* [SUPPLIED ENTRIES]:

----

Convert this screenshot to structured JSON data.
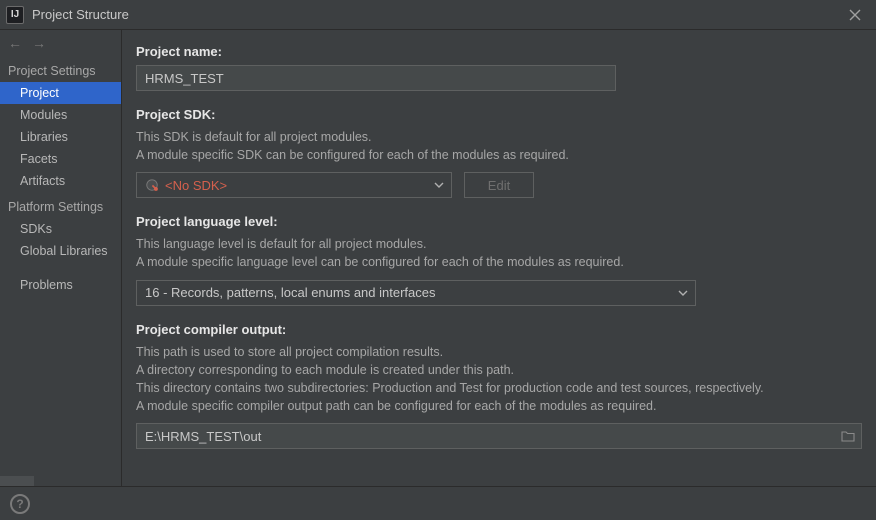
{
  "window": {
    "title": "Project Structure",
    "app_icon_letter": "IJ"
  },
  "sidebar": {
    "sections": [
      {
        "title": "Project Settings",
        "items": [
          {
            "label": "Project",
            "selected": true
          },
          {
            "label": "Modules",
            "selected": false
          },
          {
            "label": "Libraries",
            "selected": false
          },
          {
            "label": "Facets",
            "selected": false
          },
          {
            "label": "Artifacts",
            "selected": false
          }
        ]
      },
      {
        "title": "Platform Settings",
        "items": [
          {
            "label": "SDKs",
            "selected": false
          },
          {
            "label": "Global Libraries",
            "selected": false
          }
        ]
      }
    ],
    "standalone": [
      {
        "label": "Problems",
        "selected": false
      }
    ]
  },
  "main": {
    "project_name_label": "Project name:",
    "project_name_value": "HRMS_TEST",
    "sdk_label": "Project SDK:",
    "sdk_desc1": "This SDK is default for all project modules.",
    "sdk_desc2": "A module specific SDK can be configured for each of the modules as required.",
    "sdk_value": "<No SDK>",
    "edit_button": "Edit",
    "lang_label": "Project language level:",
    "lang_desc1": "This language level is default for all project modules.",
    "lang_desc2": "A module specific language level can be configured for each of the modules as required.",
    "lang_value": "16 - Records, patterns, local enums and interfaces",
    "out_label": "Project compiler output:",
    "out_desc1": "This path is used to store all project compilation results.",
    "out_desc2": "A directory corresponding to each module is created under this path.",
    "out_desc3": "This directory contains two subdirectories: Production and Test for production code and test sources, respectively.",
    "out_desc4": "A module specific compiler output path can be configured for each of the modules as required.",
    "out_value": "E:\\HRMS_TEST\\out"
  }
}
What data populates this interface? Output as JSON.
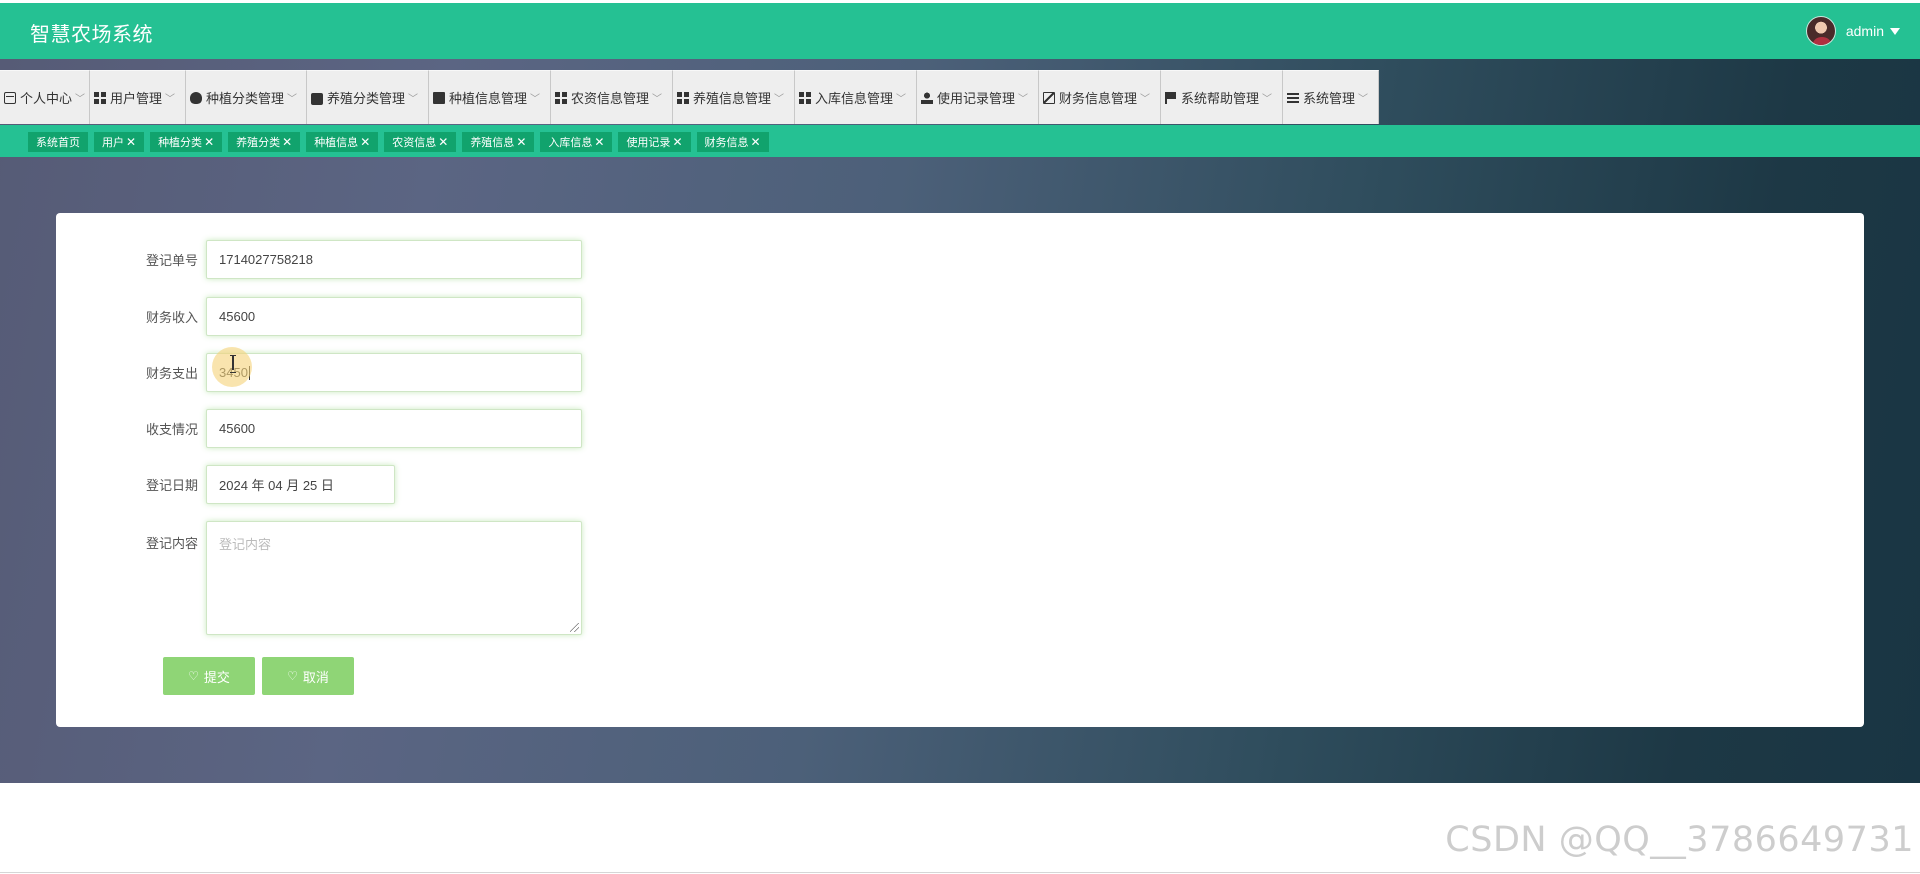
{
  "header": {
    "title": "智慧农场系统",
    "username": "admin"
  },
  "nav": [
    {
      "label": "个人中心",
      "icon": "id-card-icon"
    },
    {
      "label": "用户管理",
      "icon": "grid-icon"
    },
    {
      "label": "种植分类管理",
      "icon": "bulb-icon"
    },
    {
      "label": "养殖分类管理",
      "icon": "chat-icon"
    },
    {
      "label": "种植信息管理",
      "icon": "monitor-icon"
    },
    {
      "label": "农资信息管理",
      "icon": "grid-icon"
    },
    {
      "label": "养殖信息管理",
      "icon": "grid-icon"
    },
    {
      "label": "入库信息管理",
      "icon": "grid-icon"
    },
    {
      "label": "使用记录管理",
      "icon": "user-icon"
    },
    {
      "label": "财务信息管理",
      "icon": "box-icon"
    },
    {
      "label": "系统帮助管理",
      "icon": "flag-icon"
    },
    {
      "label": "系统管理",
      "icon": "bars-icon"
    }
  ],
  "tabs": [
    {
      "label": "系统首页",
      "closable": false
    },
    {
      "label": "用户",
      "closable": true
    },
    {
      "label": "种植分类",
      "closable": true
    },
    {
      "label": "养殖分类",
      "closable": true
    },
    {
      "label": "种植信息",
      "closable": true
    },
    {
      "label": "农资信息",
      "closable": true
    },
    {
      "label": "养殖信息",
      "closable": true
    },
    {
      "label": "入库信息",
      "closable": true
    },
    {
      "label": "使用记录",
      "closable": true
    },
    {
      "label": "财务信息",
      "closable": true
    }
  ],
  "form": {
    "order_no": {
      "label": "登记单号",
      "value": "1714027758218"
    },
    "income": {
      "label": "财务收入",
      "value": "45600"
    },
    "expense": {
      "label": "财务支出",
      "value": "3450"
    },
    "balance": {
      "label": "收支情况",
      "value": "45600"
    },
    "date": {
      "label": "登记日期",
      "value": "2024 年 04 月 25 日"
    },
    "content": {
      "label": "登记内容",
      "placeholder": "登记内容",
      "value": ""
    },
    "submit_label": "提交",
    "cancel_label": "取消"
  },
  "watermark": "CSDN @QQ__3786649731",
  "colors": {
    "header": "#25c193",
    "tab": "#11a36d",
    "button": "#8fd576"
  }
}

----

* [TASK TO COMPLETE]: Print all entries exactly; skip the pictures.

* [EXPECTED OUTPUT]:
Convert this screenshot to structured JSON data.
{
  "window": {
    "title": "Project Structure",
    "app_icon_letter": "IJ"
  },
  "sidebar": {
    "sections": [
      {
        "title": "Project Settings",
        "items": [
          {
            "label": "Project",
            "selected": true
          },
          {
            "label": "Modules",
            "selected": false
          },
          {
            "label": "Libraries",
            "selected": false
          },
          {
            "label": "Facets",
            "selected": false
          },
          {
            "label": "Artifacts",
            "selected": false
          }
        ]
      },
      {
        "title": "Platform Settings",
        "items": [
          {
            "label": "SDKs",
            "selected": false
          },
          {
            "label": "Global Libraries",
            "selected": false
          }
        ]
      }
    ],
    "standalone": [
      {
        "label": "Problems",
        "selected": false
      }
    ]
  },
  "main": {
    "project_name_label": "Project name:",
    "project_name_value": "HRMS_TEST",
    "sdk_label": "Project SDK:",
    "sdk_desc1": "This SDK is default for all project modules.",
    "sdk_desc2": "A module specific SDK can be configured for each of the modules as required.",
    "sdk_value": "<No SDK>",
    "edit_button": "Edit",
    "lang_label": "Project language level:",
    "lang_desc1": "This language level is default for all project modules.",
    "lang_desc2": "A module specific language level can be configured for each of the modules as required.",
    "lang_value": "16 - Records, patterns, local enums and interfaces",
    "out_label": "Project compiler output:",
    "out_desc1": "This path is used to store all project compilation results.",
    "out_desc2": "A directory corresponding to each module is created under this path.",
    "out_desc3": "This directory contains two subdirectories: Production and Test for production code and test sources, respectively.",
    "out_desc4": "A module specific compiler output path can be configured for each of the modules as required.",
    "out_value": "E:\\HRMS_TEST\\out"
  }
}
What data populates this interface? Output as JSON.
{
  "header": {
    "title": "智慧农场系统",
    "username": "admin"
  },
  "nav": [
    {
      "label": "个人中心",
      "icon": "id-card-icon"
    },
    {
      "label": "用户管理",
      "icon": "grid-icon"
    },
    {
      "label": "种植分类管理",
      "icon": "bulb-icon"
    },
    {
      "label": "养殖分类管理",
      "icon": "chat-icon"
    },
    {
      "label": "种植信息管理",
      "icon": "monitor-icon"
    },
    {
      "label": "农资信息管理",
      "icon": "grid-icon"
    },
    {
      "label": "养殖信息管理",
      "icon": "grid-icon"
    },
    {
      "label": "入库信息管理",
      "icon": "grid-icon"
    },
    {
      "label": "使用记录管理",
      "icon": "user-icon"
    },
    {
      "label": "财务信息管理",
      "icon": "box-icon"
    },
    {
      "label": "系统帮助管理",
      "icon": "flag-icon"
    },
    {
      "label": "系统管理",
      "icon": "bars-icon"
    }
  ],
  "tabs": [
    {
      "label": "系统首页",
      "closable": false
    },
    {
      "label": "用户",
      "closable": true
    },
    {
      "label": "种植分类",
      "closable": true
    },
    {
      "label": "养殖分类",
      "closable": true
    },
    {
      "label": "种植信息",
      "closable": true
    },
    {
      "label": "农资信息",
      "closable": true
    },
    {
      "label": "养殖信息",
      "closable": true
    },
    {
      "label": "入库信息",
      "closable": true
    },
    {
      "label": "使用记录",
      "closable": true
    },
    {
      "label": "财务信息",
      "closable": true
    }
  ],
  "form": {
    "order_no": {
      "label": "登记单号",
      "value": "1714027758218"
    },
    "income": {
      "label": "财务收入",
      "value": "45600"
    },
    "expense": {
      "label": "财务支出",
      "value": "3450"
    },
    "balance": {
      "label": "收支情况",
      "value": "45600"
    },
    "date": {
      "label": "登记日期",
      "value": "2024 年 04 月 25 日"
    },
    "content": {
      "label": "登记内容",
      "placeholder": "登记内容",
      "value": ""
    },
    "submit_label": "提交",
    "cancel_label": "取消"
  },
  "watermark": "CSDN @QQ__3786649731",
  "colors": {
    "header": "#25c193",
    "tab": "#11a36d",
    "button": "#8fd576"
  }
}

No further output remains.